Video

Flashback with Klavan and Whittle: Was O.J. Simpson Guilty?

FILE - In this June 15, 1995 file photo, O.J. Simpson, left, grimaces as he tries on one of the leather gloves prosecutors say he wore the night his ex-wife Nicole Brown Simpson and Ron Goldman were murdered in a Los Angeles courtroom. Simpson, the former football star, TV pitchman and now Nevada prison inmate, will have a lot going for him when he appears before state parole board members Thursday, July 20, 2017, seeking his release after more than eight years for an ill-fated bid to retrieve sports memorabilia. (AP Photo/Sam Mircovich, Pool, file)

Ahead of being granted parole by a Nevada board for a 2008 armed robbery conviction, O.J. Simpson said that he’s “basically” lived a “conflict-free life.” History would beg to differ: America knows the controversial result of his 1995 murder trial.

What did the case reveal about our nation? In this throwback to our PJTV days, Andrew Klavan and Bill Whittle discussed the implications of that infamous verdict for race relations. “You can make the case that this current racial divide that Obama has done so much to exploit really came down to that period between the Rodney King riots and O.J. Simpson,” said Bill Whittle. “It’s almost like O.J. was the revenge for the [acquittal of the police officers who beat King],” he added, noting that both cases were “catastrophes” for the rule of the law (not victories for White America or Black America).

“The minute you start talking morally in racial terms (Black Lives Matter, or there’s got to be white justice, there’s got to be black justice), you have gone insane,” said Andrew Klavan, making the case that this is what happened with Simpson’s murder trial. “The O.J. Simpson trial didn’t start the racial divide, but it did kind of bring to the fore how bad things were,” he said.
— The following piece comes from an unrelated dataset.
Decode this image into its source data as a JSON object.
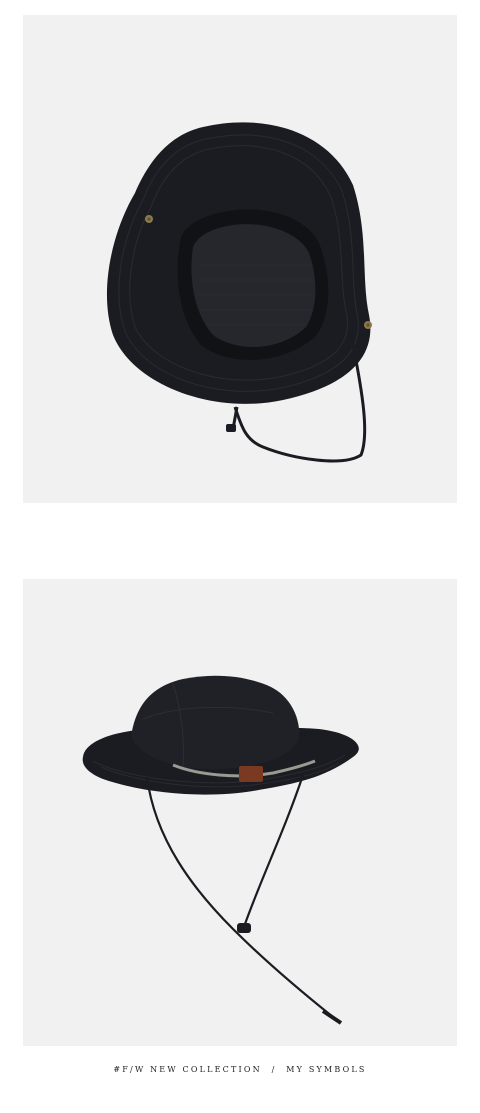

Check out the whole discussion and let us know what you think.